How do you combat post-holiday depression? It can be a bit tricky.
The holidays can bring up a lot of emotions, and those feelings are not always positive. While some might feel excited and upbeat, others may feel anxious or depressed leading up to or during the holidays. People may feel low once the holidays are over.
We have some tips on how to recognize the signs of post-holiday depression and how to cope with them.
What is Post-Holiday Depression?
Holidays like Thanksgiving, Christmas, Hanukkah, Kwanzaa and New Year’s celebrations can be exciting because they are times for parties and family get togethers. They are also times of a lot of activity. Whether that means traveling, decorating, cooking, hosting, shopping, etc. When the hustle and bustle is over, some people may start to feel a little down. Especially if they had an enjoyable holiday season.
“The most common experience is a feeling of sadness, emptiness or lack of motivation after the holiday period,” says Dr. Frank Drummond, HCA Healthcare’s national medical director for Behavioral Health.
Anxiety and Irritability Post-Holiday
After the holidays are over, some may also feel anxious or even a little irritable. These feelings can be called “post-vacation syndrome” because you are now navigating how to get back to business as usual after an interruption to your regular routine.
“I consider it a smaller version of the ‘Sunday blues,'” Dr. Drummond says. The Sunday blues are when people start to feel down on Sunday because the weekend is over.
“It bothers them because it interferes with their enjoyment of the remainder of the weekend, just like post-holiday blues bother people because it’s a reaction to a pretty positive experience,” he says.
While holiday depression (depression caused by or triggered by the holiday season and events) tends to be more serious, especially for people who have preexisting mental illnesses, the post-holiday blues tend to be lighter and more manageable. But it is important to be aware of your triggers.
“If a person struggles with loneliness, or if they’re unhappy in their day-to-day life, and it’s not been the greatest year, but they’ve had a really good period of holidays, they might anticipate that those feelings will come back even stronger once the holidays are over,” he adds.
“When it gets to a point where you have a decrease in sleep or appetite, crying spells or thoughts of hopelessness, that’s when it’s becoming depression, or it’s triggering a physical depression that you might need help with.”
How to cope with post-holiday depression
There are several ways to cope if you feel down after the holidays are over. One way is to change your mindset with an attitude of gratitude practice.
Make a list of the things you are thankful for, and do this daily with meditation or prayer. This simple thing can totally change the way you manage your day and the symptoms of post-holiday depression.
Exercise can also help you deal with feelings of sadness after the holidays. Physical activity reduces stress and stimulates the production of feel-good chemicals called endorphins.

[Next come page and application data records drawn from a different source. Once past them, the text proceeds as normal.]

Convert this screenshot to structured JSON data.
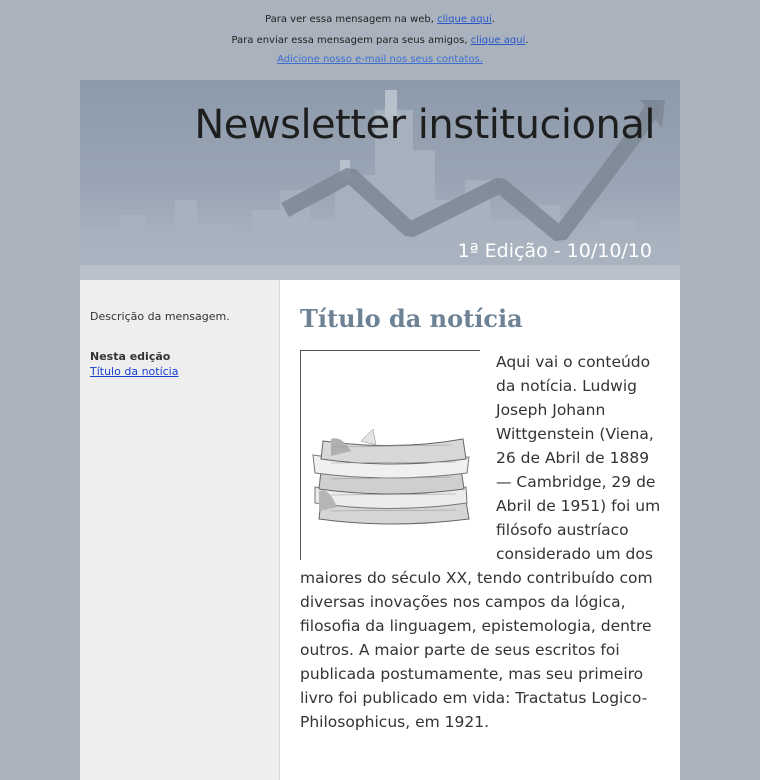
{
  "top": {
    "line1_prefix": "Para ver essa mensagem na web, ",
    "line1_link": "clique aqui",
    "line1_suffix": ".",
    "line2_prefix": "Para enviar essa mensagem para seus amigos, ",
    "line2_link": "clique aqui",
    "line2_suffix": ".",
    "line3_link": "Adicione nosso e-mail nos seus contatos."
  },
  "header": {
    "title": "Newsletter institucional",
    "edition": "1ª Edição - 10/10/10"
  },
  "sidebar": {
    "description": "Descrição da mensagem.",
    "edition_heading": "Nesta edição",
    "edition_link": "Título da notícia"
  },
  "article": {
    "title": "Título da notícia",
    "body": "Aqui vai o conteúdo da notícia. Ludwig Joseph Johann Wittgenstein (Viena, 26 de Abril de 1889 — Cambridge, 29 de Abril de 1951) foi um filósofo austríaco considerado um dos maiores do século XX, tendo contribuído com diversas inovações nos campos da lógica, filosofia da linguagem, epistemologia, dentre outros. A maior parte de seus escritos foi publicada postumamente, mas seu primeiro livro foi publicado em vida: Tractatus Logico-Philosophicus, em 1921.",
    "image_icon": "newspaper-stack-image"
  },
  "colors": {
    "page_background": "#aab3bd",
    "header_background": "#9aa6b5",
    "article_title": "#6e8296",
    "link": "#2a57c9"
  }
}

As we mentioned in our last blog, you don’t have to make a New Year’s resolution. But it can help to set a reasonable goal for yourself, such as walking for 20 minutes a day five days a week. Also, look for ways to seek out humor, such as watching funny movies or TV shows – laughter releases endorphins.
When post-holiday depression is more serious
Finding a trusted person to talk to about your feelings, such as a friend or a therapist, can be especially beneficial. It can be harder to manage depression or guilt if you keep them bottled up, but talking about those feelings can help validate them. Making a human connection and talking through your feelings is so very important.
If you or a loved one are feeling down, the therapists here at Waters Edge Counseling can help. Give us a call, and let’s work together to make 2023 the best year yet. 912.319.5552 or email us at email@example.com